=== TO DO ===
I need every line that includes the word "číslo" copied from the material.

§

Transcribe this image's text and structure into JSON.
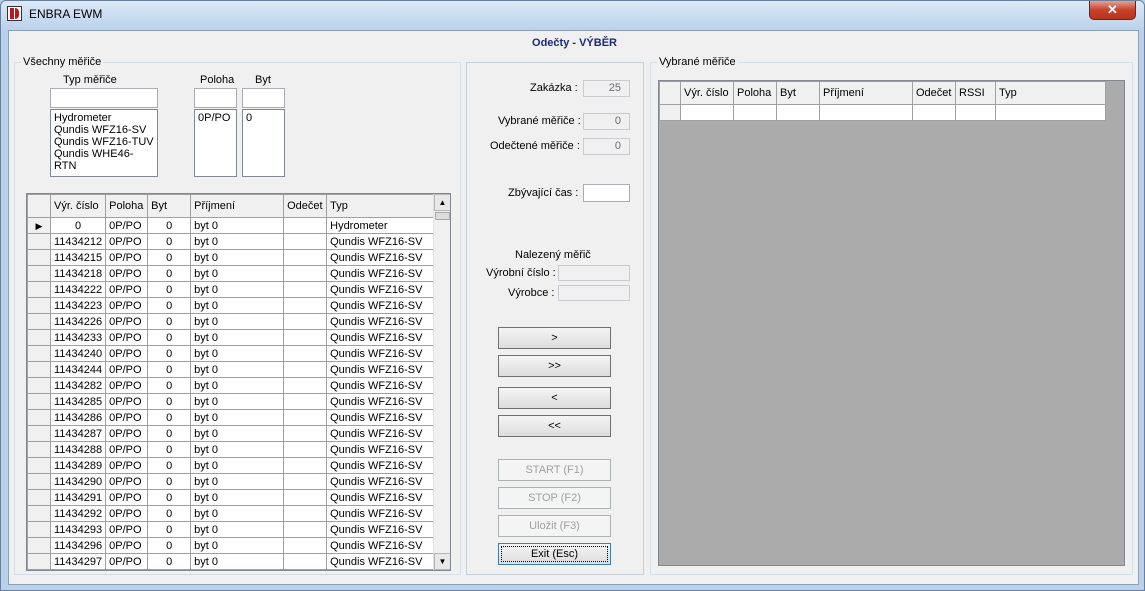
{
  "window": {
    "title": "ENBRA EWM",
    "close_glyph": "✕"
  },
  "form_title": "Odečty - VÝBĚR",
  "left_group": {
    "label": "Všechny měřiče",
    "typ_label": "Typ měřiče",
    "poloha_label": "Poloha",
    "byt_label": "Byt",
    "typ_filter_value": "",
    "poloha_filter_value": "",
    "byt_filter_value": "",
    "typ_items": [
      "Hydrometer",
      "Qundis WFZ16-SV",
      "Qundis WFZ16-TUV",
      "Qundis WHE46-RTN"
    ],
    "poloha_items": [
      "0P/PO"
    ],
    "byt_items": [
      "0"
    ],
    "grid": {
      "columns": [
        "Výr. číslo",
        "Poloha",
        "Byt",
        "Příjmení",
        "Odečet",
        "Typ"
      ],
      "row_indicator": "▶",
      "rows": [
        [
          "0",
          "0P/PO",
          "0",
          "byt 0",
          "",
          "Hydrometer"
        ],
        [
          "11434212",
          "0P/PO",
          "0",
          "byt 0",
          "",
          "Qundis WFZ16-SV"
        ],
        [
          "11434215",
          "0P/PO",
          "0",
          "byt 0",
          "",
          "Qundis WFZ16-SV"
        ],
        [
          "11434218",
          "0P/PO",
          "0",
          "byt 0",
          "",
          "Qundis WFZ16-SV"
        ],
        [
          "11434222",
          "0P/PO",
          "0",
          "byt 0",
          "",
          "Qundis WFZ16-SV"
        ],
        [
          "11434223",
          "0P/PO",
          "0",
          "byt 0",
          "",
          "Qundis WFZ16-SV"
        ],
        [
          "11434226",
          "0P/PO",
          "0",
          "byt 0",
          "",
          "Qundis WFZ16-SV"
        ],
        [
          "11434233",
          "0P/PO",
          "0",
          "byt 0",
          "",
          "Qundis WFZ16-SV"
        ],
        [
          "11434240",
          "0P/PO",
          "0",
          "byt 0",
          "",
          "Qundis WFZ16-SV"
        ],
        [
          "11434244",
          "0P/PO",
          "0",
          "byt 0",
          "",
          "Qundis WFZ16-SV"
        ],
        [
          "11434282",
          "0P/PO",
          "0",
          "byt 0",
          "",
          "Qundis WFZ16-SV"
        ],
        [
          "11434285",
          "0P/PO",
          "0",
          "byt 0",
          "",
          "Qundis WFZ16-SV"
        ],
        [
          "11434286",
          "0P/PO",
          "0",
          "byt 0",
          "",
          "Qundis WFZ16-SV"
        ],
        [
          "11434287",
          "0P/PO",
          "0",
          "byt 0",
          "",
          "Qundis WFZ16-SV"
        ],
        [
          "11434288",
          "0P/PO",
          "0",
          "byt 0",
          "",
          "Qundis WFZ16-SV"
        ],
        [
          "11434289",
          "0P/PO",
          "0",
          "byt 0",
          "",
          "Qundis WFZ16-SV"
        ],
        [
          "11434290",
          "0P/PO",
          "0",
          "byt 0",
          "",
          "Qundis WFZ16-SV"
        ],
        [
          "11434291",
          "0P/PO",
          "0",
          "byt 0",
          "",
          "Qundis WFZ16-SV"
        ],
        [
          "11434292",
          "0P/PO",
          "0",
          "byt 0",
          "",
          "Qundis WFZ16-SV"
        ],
        [
          "11434293",
          "0P/PO",
          "0",
          "byt 0",
          "",
          "Qundis WFZ16-SV"
        ],
        [
          "11434296",
          "0P/PO",
          "0",
          "byt 0",
          "",
          "Qundis WFZ16-SV"
        ],
        [
          "11434297",
          "0P/PO",
          "0",
          "byt 0",
          "",
          "Qundis WFZ16-SV"
        ]
      ]
    }
  },
  "middle": {
    "zakazka_label": "Zakázka :",
    "zakazka_value": "25",
    "vybrane_label": "Vybrané měřiče :",
    "vybrane_value": "0",
    "odectene_label": "Odečtené měřiče :",
    "odectene_value": "0",
    "zbyvajici_label": "Zbývající čas :",
    "zbyvajici_value": "",
    "nalezeny_label": "Nalezený měřič",
    "vyrobni_label": "Výrobní číslo :",
    "vyrobni_value": "",
    "vyrobce_label": "Výrobce :",
    "vyrobce_value": "",
    "buttons": {
      "add_one": ">",
      "add_all": ">>",
      "remove_one": "<",
      "remove_all": "<<",
      "start": "START (F1)",
      "stop": "STOP (F2)",
      "save": "Uložit (F3)",
      "exit": "Exit (Esc)"
    }
  },
  "right_group": {
    "label": "Vybrané měřiče",
    "columns": [
      "Výr. číslo",
      "Poloha",
      "Byt",
      "Příjmení",
      "Odečet",
      "RSSI",
      "Typ"
    ]
  }
}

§

=== EXPECTED OUTPUT ===
        "Výr. číslo",
    "vyrobni_label": "Výrobní číslo :",
      "Výr. číslo",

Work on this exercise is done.